> _Work to be completed_
Copy each line of the data that has "Flashback" in it.

> _Dataset rows describing interfaces_
◆ ◆ ◆ ◆ ◆

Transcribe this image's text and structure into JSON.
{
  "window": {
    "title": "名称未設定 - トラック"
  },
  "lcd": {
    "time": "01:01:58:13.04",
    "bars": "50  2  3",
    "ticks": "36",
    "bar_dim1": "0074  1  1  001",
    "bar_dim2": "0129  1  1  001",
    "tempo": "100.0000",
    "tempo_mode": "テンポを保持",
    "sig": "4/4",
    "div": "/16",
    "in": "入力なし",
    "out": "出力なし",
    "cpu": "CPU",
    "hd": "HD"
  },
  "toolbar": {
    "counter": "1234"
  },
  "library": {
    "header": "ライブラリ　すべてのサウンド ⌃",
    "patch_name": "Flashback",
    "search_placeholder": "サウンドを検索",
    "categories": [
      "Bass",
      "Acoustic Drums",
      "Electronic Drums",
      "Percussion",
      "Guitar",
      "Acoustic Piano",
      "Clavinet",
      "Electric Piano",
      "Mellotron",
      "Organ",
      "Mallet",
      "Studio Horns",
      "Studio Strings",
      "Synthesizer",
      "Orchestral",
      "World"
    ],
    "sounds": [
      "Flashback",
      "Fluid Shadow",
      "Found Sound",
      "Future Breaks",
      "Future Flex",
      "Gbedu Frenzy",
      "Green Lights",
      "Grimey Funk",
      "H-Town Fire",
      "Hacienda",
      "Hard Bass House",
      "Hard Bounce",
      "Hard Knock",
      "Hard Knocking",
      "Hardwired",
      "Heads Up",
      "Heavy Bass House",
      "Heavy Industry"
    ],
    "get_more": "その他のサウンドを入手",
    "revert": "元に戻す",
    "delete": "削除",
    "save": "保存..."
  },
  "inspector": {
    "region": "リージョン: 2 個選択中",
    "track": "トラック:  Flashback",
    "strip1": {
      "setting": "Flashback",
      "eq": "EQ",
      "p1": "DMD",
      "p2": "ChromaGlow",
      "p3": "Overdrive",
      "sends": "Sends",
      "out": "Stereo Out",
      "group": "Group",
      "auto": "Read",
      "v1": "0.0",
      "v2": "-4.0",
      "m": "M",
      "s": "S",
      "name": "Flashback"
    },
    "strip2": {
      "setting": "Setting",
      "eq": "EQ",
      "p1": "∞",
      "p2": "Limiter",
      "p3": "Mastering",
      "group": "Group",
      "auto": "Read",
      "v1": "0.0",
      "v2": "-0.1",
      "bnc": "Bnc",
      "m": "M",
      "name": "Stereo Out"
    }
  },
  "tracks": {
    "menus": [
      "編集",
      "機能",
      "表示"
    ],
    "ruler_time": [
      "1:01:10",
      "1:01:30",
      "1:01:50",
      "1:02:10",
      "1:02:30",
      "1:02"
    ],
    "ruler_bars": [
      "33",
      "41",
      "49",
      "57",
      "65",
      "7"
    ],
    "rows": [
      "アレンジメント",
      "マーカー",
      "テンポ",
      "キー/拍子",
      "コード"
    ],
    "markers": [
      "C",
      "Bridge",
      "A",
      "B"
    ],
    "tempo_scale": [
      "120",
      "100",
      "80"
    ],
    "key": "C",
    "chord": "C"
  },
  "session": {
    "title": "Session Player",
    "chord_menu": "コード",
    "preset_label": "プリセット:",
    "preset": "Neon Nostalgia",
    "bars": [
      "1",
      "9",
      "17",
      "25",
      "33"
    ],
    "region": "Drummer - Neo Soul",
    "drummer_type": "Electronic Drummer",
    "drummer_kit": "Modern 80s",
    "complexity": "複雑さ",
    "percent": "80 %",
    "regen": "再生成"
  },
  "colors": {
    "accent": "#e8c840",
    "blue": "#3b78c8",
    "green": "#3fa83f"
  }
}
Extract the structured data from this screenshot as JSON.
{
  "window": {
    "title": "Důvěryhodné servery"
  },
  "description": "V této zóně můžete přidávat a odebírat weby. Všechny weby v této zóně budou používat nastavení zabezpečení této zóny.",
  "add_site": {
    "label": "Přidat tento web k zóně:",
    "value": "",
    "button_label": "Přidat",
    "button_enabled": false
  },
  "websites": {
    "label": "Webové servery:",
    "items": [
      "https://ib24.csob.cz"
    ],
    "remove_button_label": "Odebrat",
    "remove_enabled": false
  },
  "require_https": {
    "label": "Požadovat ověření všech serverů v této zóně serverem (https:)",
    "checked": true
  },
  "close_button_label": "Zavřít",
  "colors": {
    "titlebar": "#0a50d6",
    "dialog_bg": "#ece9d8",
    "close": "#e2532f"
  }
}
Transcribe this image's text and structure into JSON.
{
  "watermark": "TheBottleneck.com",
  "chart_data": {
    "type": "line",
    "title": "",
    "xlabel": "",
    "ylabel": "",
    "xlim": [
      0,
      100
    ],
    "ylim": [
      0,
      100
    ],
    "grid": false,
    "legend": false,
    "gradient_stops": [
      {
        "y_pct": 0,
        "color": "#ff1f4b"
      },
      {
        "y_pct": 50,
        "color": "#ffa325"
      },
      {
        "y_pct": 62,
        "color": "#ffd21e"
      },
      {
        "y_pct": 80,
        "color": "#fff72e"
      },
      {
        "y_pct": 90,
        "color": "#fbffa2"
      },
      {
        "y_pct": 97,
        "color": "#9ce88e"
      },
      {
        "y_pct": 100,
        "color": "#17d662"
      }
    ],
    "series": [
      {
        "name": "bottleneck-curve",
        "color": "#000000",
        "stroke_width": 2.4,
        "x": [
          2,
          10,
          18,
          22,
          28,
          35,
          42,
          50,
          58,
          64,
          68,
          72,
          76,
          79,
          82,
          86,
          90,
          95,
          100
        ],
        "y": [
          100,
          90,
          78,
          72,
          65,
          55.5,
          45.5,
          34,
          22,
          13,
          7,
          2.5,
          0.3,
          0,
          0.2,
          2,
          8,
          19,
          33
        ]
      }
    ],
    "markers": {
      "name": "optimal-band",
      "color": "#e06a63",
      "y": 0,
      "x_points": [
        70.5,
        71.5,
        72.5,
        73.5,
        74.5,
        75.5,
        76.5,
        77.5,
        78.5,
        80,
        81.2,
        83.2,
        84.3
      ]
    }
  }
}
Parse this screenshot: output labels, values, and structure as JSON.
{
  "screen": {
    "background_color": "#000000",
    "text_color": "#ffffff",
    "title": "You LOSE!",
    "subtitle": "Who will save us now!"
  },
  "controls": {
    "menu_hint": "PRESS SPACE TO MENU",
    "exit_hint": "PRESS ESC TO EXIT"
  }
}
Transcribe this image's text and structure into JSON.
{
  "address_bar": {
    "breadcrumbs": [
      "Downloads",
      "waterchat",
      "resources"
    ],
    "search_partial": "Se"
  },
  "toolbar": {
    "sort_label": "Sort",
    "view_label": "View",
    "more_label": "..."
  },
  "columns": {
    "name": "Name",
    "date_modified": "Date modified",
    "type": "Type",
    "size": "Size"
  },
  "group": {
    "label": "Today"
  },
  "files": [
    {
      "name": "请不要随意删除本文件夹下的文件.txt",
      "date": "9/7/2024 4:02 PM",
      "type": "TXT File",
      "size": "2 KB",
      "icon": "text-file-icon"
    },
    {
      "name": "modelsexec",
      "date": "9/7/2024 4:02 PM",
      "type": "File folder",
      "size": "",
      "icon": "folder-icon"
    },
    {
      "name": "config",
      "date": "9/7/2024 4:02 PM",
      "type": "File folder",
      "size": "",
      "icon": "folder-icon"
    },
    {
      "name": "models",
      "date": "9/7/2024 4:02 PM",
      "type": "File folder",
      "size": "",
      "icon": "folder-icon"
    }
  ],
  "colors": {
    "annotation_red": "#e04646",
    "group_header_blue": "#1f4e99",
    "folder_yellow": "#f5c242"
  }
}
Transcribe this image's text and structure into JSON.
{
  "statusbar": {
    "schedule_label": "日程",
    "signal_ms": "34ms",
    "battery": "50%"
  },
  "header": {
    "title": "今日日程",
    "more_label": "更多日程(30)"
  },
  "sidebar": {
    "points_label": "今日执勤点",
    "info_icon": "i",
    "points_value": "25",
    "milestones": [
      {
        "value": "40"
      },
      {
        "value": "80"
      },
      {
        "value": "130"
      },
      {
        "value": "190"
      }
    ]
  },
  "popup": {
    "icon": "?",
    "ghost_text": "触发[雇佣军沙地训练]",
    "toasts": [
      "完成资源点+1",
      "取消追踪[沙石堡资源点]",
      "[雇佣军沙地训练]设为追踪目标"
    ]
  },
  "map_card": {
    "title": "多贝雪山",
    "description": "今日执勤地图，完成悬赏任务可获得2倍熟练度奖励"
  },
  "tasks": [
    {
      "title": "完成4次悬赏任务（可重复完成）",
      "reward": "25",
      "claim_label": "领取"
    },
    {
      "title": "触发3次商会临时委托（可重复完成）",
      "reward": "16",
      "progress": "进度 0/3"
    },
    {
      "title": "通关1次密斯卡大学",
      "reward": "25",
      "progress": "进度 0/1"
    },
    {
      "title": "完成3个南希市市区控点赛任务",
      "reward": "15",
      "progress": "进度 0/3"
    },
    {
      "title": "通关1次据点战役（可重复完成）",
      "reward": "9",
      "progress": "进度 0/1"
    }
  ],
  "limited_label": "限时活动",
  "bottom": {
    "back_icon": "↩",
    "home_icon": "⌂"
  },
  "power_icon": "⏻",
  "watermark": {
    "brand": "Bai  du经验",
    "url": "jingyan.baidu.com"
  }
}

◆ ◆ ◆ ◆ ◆

> _Answer_
    "patch_name": "Flashback",
      "Flashback",
    "track": "トラック:  Flashback",
      "setting": "Flashback",
      "name": "Flashback"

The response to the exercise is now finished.